With the exception of Iceland, Canada surpasses all the other OECD countries in per capita energy use.1 Its per capita consumption is almost twice as large as the OECD average. This position can partly be explained by the industrial and transportation sectors’ profiles and the country’s climate. What is particularly noteworthy is that energy intensity in Canada is also higher than in other comparable economies (Figure 3.9).
Figure 3.9 – OECD members energy use and intensity (2015) #
From 1995 to 2015, Canada was one of the top three worst performers on each of these indicators. This is particularly noteworthy given the significant decrease in energy intensity over the previous two decades (-34.1% between 1995 and 2015), showing that this decrease was not enough for Canada to catch up to other economies. Energy use per capita also stagnated over the same period (-4.4%), which suggests that efficiency improvements were barely sufficient to keep it from growing. Decreasing energy intensity implies that a smaller quantity of energy is needed to satisfy similar needs: therefore, this

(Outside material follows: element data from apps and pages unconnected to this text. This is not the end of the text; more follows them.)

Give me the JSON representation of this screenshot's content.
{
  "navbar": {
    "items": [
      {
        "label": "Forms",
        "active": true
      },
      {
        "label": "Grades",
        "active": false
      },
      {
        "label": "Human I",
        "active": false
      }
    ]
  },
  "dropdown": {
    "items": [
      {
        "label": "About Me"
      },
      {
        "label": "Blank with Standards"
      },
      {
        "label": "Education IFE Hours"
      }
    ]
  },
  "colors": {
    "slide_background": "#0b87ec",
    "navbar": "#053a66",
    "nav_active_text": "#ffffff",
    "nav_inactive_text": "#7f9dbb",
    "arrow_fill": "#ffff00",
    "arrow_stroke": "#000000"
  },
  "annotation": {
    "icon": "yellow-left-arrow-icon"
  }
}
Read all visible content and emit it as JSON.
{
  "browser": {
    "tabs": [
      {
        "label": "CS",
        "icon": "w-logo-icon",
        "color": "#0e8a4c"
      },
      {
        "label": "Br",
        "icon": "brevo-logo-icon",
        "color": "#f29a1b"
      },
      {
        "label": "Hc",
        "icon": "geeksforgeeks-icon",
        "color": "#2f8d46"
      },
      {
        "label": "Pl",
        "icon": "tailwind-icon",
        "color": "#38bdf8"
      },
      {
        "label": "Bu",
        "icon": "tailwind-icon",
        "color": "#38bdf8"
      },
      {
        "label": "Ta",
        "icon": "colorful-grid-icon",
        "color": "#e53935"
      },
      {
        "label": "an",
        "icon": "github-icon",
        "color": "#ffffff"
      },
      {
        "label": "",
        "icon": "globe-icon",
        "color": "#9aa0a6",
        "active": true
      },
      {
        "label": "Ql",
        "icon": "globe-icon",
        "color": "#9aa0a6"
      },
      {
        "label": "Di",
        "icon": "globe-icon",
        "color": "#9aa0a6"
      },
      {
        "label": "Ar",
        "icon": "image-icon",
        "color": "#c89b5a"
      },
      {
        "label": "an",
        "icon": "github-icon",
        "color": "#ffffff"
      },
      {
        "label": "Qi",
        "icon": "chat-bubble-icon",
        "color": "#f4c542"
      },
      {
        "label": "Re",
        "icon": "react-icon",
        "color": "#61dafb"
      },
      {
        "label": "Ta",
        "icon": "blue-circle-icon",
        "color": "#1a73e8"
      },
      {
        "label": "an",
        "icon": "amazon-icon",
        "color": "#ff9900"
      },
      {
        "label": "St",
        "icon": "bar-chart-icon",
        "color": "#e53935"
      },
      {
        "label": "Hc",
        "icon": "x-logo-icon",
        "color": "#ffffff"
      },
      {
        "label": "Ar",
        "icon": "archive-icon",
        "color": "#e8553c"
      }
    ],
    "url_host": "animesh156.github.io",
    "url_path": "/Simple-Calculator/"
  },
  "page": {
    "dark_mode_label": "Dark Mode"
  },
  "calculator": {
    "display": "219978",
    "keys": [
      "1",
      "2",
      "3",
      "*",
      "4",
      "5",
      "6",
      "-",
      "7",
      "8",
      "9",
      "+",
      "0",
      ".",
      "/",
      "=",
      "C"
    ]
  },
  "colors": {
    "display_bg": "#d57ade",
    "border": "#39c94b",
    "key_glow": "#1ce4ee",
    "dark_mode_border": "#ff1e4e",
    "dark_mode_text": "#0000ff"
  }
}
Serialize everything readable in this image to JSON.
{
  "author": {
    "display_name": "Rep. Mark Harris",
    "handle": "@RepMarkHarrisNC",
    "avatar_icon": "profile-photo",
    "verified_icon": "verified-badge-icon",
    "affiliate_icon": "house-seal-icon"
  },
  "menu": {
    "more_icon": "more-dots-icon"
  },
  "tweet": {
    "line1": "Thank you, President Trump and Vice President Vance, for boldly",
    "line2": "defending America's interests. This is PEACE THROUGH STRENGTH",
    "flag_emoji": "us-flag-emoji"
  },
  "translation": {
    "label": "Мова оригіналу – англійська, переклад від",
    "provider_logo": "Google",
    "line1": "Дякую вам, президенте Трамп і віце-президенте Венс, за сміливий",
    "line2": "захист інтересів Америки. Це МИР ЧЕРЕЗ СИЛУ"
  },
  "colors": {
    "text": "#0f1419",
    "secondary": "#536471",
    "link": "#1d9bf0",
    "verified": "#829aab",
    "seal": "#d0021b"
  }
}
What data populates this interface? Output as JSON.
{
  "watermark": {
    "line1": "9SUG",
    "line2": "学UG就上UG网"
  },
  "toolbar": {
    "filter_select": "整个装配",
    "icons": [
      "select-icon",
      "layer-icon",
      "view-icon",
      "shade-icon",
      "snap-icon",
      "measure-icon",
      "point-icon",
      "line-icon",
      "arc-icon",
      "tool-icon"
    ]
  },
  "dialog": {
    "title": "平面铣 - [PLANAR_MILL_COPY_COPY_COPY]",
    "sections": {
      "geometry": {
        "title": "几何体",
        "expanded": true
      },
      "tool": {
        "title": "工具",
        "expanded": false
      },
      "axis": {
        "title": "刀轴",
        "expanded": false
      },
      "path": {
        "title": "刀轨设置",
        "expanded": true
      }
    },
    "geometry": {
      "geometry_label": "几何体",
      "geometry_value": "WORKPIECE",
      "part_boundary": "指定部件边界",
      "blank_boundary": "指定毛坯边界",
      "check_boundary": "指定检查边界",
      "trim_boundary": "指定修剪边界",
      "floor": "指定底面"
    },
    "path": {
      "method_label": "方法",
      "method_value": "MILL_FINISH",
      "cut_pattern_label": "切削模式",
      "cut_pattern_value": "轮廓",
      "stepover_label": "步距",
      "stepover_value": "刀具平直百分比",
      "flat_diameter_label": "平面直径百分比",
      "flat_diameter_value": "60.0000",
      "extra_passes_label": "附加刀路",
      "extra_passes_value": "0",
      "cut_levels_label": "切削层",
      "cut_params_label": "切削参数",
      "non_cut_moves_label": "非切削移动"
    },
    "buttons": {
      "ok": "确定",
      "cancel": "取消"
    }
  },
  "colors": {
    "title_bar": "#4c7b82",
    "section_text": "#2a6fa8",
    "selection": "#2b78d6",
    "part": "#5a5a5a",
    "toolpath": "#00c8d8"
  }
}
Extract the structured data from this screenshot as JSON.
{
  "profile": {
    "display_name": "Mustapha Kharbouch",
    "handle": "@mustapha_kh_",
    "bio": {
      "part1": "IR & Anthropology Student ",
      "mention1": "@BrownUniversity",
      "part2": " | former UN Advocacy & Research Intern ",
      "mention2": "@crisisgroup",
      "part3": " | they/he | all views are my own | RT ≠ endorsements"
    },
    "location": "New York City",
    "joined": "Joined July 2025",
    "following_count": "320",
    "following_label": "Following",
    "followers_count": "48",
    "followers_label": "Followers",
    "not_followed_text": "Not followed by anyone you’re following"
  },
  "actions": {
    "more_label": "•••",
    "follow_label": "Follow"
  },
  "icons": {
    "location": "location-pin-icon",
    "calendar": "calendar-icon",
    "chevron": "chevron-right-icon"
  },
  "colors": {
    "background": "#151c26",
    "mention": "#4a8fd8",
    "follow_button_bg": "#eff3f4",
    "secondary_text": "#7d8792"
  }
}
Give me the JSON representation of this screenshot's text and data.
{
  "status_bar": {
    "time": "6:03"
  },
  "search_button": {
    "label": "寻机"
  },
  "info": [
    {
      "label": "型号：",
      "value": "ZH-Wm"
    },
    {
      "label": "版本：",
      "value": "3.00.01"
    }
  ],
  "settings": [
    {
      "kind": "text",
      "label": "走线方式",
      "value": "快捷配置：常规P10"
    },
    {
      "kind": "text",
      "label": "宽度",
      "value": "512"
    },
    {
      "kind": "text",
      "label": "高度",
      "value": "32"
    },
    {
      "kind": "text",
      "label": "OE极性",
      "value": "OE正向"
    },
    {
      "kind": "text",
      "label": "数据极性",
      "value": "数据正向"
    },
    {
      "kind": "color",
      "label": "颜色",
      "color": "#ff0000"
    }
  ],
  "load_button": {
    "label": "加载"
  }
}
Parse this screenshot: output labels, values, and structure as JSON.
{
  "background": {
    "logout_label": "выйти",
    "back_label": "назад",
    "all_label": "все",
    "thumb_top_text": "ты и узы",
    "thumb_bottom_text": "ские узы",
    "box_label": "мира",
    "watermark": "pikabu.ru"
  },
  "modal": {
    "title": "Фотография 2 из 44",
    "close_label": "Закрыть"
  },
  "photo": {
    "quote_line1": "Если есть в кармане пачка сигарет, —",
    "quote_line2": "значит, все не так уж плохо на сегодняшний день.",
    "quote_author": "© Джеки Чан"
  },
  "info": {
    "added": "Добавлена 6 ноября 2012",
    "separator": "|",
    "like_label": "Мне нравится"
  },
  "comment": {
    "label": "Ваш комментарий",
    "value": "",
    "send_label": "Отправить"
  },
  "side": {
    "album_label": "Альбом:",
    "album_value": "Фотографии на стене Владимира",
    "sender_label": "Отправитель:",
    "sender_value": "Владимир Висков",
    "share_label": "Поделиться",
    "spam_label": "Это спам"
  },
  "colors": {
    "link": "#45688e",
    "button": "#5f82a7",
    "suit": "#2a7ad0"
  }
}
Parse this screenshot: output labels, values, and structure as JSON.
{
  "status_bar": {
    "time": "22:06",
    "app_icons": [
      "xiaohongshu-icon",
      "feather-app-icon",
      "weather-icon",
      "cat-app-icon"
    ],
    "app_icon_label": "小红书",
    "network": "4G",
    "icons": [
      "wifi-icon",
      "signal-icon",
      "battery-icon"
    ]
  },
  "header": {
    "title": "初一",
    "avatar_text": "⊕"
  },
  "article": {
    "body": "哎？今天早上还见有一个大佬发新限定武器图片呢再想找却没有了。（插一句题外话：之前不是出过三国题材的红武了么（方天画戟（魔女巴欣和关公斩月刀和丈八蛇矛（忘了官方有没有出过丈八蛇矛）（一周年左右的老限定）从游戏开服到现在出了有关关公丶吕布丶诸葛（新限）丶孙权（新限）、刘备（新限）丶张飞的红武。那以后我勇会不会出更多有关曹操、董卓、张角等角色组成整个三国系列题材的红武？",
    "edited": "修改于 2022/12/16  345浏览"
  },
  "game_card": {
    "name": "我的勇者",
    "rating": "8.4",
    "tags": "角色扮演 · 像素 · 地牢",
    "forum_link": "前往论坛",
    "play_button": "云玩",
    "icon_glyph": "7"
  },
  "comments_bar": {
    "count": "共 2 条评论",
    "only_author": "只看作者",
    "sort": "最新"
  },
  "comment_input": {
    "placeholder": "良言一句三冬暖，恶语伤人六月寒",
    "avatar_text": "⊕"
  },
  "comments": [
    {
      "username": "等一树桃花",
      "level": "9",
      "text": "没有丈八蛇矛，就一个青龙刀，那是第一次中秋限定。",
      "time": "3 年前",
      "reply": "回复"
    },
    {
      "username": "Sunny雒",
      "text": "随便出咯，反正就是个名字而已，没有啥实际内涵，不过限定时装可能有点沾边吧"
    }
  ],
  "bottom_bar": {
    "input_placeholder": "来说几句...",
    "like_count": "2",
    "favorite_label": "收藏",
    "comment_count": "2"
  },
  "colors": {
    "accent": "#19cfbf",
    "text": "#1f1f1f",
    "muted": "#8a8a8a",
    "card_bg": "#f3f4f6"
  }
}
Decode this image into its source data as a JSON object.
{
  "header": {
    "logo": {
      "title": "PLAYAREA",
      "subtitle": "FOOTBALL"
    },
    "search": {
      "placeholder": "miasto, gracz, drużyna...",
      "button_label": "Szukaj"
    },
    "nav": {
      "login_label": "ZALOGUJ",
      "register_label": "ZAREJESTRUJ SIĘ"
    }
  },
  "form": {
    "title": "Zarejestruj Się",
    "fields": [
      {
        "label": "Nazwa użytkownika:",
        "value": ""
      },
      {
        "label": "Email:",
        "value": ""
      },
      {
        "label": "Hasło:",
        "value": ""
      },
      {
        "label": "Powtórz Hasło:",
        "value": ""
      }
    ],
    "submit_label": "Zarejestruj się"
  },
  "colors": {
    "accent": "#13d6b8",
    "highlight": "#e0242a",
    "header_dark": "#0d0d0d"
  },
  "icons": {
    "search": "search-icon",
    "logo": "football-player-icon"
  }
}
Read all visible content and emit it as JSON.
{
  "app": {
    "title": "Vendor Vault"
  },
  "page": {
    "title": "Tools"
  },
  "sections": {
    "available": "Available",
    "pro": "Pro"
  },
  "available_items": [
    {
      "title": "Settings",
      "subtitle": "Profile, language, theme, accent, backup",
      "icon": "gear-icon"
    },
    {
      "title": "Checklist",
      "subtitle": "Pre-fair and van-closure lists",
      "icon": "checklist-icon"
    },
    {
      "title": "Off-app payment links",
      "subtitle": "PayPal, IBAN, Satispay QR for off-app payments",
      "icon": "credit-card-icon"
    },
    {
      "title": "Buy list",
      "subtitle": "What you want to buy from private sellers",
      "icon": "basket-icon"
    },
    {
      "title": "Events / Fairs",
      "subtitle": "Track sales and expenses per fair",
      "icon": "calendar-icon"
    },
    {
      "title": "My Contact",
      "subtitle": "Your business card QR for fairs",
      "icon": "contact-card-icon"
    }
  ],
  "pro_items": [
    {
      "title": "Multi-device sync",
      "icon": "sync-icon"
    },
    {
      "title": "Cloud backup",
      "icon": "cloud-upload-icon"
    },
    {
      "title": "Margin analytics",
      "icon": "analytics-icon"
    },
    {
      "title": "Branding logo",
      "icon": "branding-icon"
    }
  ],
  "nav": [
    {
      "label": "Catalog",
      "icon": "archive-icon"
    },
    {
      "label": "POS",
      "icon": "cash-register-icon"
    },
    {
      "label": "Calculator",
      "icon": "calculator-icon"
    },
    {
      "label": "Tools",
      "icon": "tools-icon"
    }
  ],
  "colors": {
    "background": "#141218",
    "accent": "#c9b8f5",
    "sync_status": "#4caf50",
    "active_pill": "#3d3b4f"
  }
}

decrease and a stagnating energy use suggest a growth in the demand for energy services in the recent past.
It should be noted that this situation is partly caused by the historical structuring of the industrial sector, where many energy-intensive industries (aluminium smelters, pulp and paper mills, oil and gas extraction and transformation) result in a higher energy intensity for the economy overall. Over the last two decades, the rapid growth of the energy-intensive oil and gas sector provides a partial explanation for the variation in energy use in primary energy across the provinces, with oil-producing provinces well above the country’s average. Alberta and Saskatchewan, the provinces with the largest oil production, post energy use levels per capita that are more than twice the Canadian average.
However, even low-consumption provinces (by Canadian standards) record very high per capita levels compared to most countries as even less energy-intensive sectors tend to have lower energy efficiency (by OECD standards).
1 In Iceland, the expansion of energy-intensive industries like aluminum and the country’s very small population explain its outlier energy use profile.